Sulfur is a natural remedy for white spots on parsley leaves and other fungal infections. If used correctly, sulfur can stop white spots from spreading.
Follow the manufacturer’s instructions when you use it. And avoid using it when the temperature is above 85 F. Even though sulfur is nontoxic to fish, bees, and birds and relatively nontoxic to humans, you should wear a respirator during application.
Avoid skin and eye exposure. Don’t use sulfur for at least 30-days after applying an oil spray.
Can I treat white spots on parsley leaves with baking soda spray?
Baking soda has countless household uses. Although it’s one of the most versatile household items, it’s not the most effective for treating white spots on parsley leaves.
You are better off using baking soda for cleaning and cooking. But, if you want to try anyway, you can try treating white spots on parsley. It is a natural and nontoxic fungicide that some people claim to work.
Keep in mind that if you try to use baking soda spray to eliminate white spots on parsley leaves, it may result in a sodium build-up in the soil. And sodium can harm the roots of your parsleys and other plants.
As long as you understand that baking soda may negatively affect soil quality, at least it’s safe for your health. For this, mix 1/2 cup of baking soda with two cups of tap water. Mix well and fill the solution in a spray bottle. And spray infected leaves with the mixture.
Can I treat white spots on parsley leaves with horticultural oil and baking soda?

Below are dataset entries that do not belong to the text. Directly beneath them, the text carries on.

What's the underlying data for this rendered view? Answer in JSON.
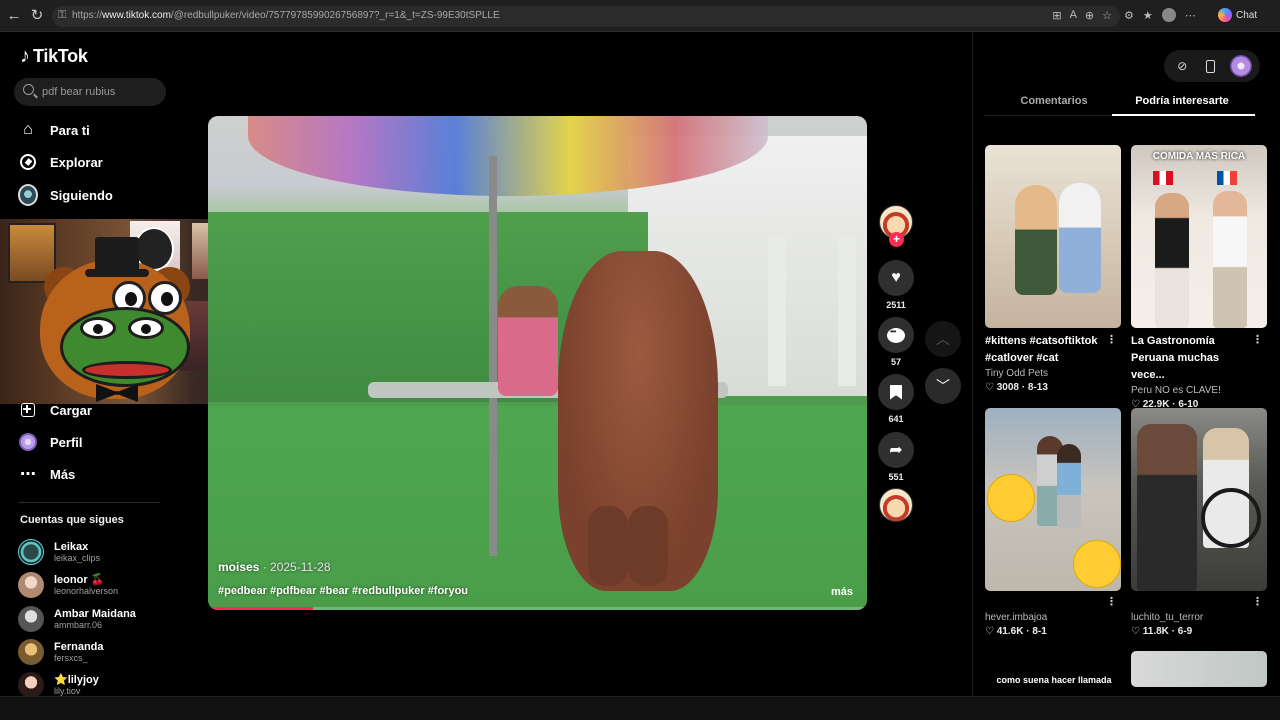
{
  "browser": {
    "url_prefix": "https://",
    "url_domain": "www.tiktok.com",
    "url_path": "/@redbullpuker/video/7577978599026756897?_r=1&_t=ZS-99E30tSPLLE",
    "chat_label": "Chat"
  },
  "app": {
    "logo_text": "TikTok"
  },
  "search": {
    "placeholder": "pdf bear rubius"
  },
  "nav": {
    "for_you": "Para ti",
    "explore": "Explorar",
    "following": "Siguiendo",
    "upload": "Cargar",
    "profile": "Perfil",
    "more": "Más"
  },
  "following_section": {
    "title": "Cuentas que sigues",
    "accounts": [
      {
        "name": "Leikax",
        "handle": "leikax_clips"
      },
      {
        "name": "leonor 🍒",
        "handle": "leonorhalverson"
      },
      {
        "name": "Ambar Maidana",
        "handle": "ammbarr.06"
      },
      {
        "name": "Fernanda",
        "handle": "fersxcs_"
      },
      {
        "name": "⭐lilyjoy",
        "handle": "lily.tiov"
      }
    ]
  },
  "video": {
    "author": "moises",
    "date": "· 2025-11-28",
    "caption": "#pedbear #pdfbear #bear #redbullpuker #foryou",
    "more_label": "más",
    "progress": 0.16
  },
  "actions": {
    "likes": "2511",
    "comments": "57",
    "saves": "641",
    "shares": "551"
  },
  "right_panel": {
    "tabs": [
      "Comentarios",
      "Podría interesarte"
    ],
    "active_tab": 1,
    "cards": [
      {
        "title": "#kittens #catsoftiktok #catlover #cat",
        "author": "Tiny Odd Pets",
        "stats": "♡ 3008 · 8-13"
      },
      {
        "title": "La Gastronomía Peruana muchas vece...",
        "author": "Peru NO es CLAVE!",
        "stats": "♡ 22.9K · 6-10",
        "banner": "COMIDA MÁS RICA"
      },
      {
        "title": "",
        "author": "hever.imbajoa",
        "stats": "♡ 41.6K · 8-1"
      },
      {
        "title": "",
        "author": "luchito_tu_terror",
        "stats": "♡ 11.8K · 6-9"
      }
    ],
    "next_caption": "como suena hacer llamada"
  },
  "colors": {
    "accent": "#fe2c55",
    "background": "#000000",
    "panel": "#1e1e1e"
  }
}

Here is a variation on the baking soda treatment for white spots. Adding horticultural oils can make the baking soda mixture more effective in controlling some types of fungi, such as white spots.
If you don’t want to purchase the mixture, you can combine your natural petroleum-based horticultural oils with baking soda fungicide.
In a gallon of water, mix two tablespoons of baking soda with four tablespoons of horticultural oil. Then, fill a spray bottle with the fungicide.
When you see white spots or powdery mildew signs, spray the mixture on the parsley leaves and stems. Keep spraying the leaves until they’re dripping wet.
During the summer months, you can use it every two weeks. Avoid using horticultural oils on young shoots or open flowers. You should also avoid spraying if the temperature is over 90 F or below 32 F or if the parsley is wet or rain is in the forecast.
Can I use copper fungicides and soaps to treat white spots on parsley leaves?
Copper-based fungicides are manufactured as ready-to-use formulations, dusts, wettable powders, and liquid concentrates. It is effective against downy mildew, powdery mildew or white spots, and various other fungal diseases.
Before using the product, read and follow the manufacturer’s directions on the package label for timing and safety precautions, dosages, and dilution recommendations.
Even though copper-based products are toxic to people, pets, and aquatic organisms, including fish, they are considered safe for birds and bees. Unfortunately, over time, copper can accumulate in the soil to levels that may damage the roots of your parsleys.
Is it safe to eat parsley with white spots?
Avoid eating parsley using the leaves if you notice white spots or other fungal or bacterial infections.
Parsley is a sensitive plant, and improper care could result in white spots on parsley leaves. But where do white spots come from on parsley leaves?
The white spots on parsley leaves are caused by fungi such as powdery mildew and downy mildew. Both of these fungal infections result in white spots on parsley leaves.
In addition to powdery mildew and downy mildew, white spots can be caused by the following:
- Bacterial infection – These microscopic organisms rapidly divide in cold, humid conditions. A bacterial infection can inhibit growth.
- Pests – Pests such as thrips, whitefly, and aphids attack parsley. As a result, white spots appear on parsley leaves.
- Celery mosaic virus – This virus produces white circles that may look like white spots on parsley leaves. Celery mosaic virus could severely affect the development of your parsley.
- Saline soil and hard water – Water that includes magnesium sulfates, sodium chloride, calcium bicarbonate, and magnesium carbonates could cause white chalky deposits on parsley leaves. The white deposits form as the water evaporates, and the high salt content remains on the parsley leaves.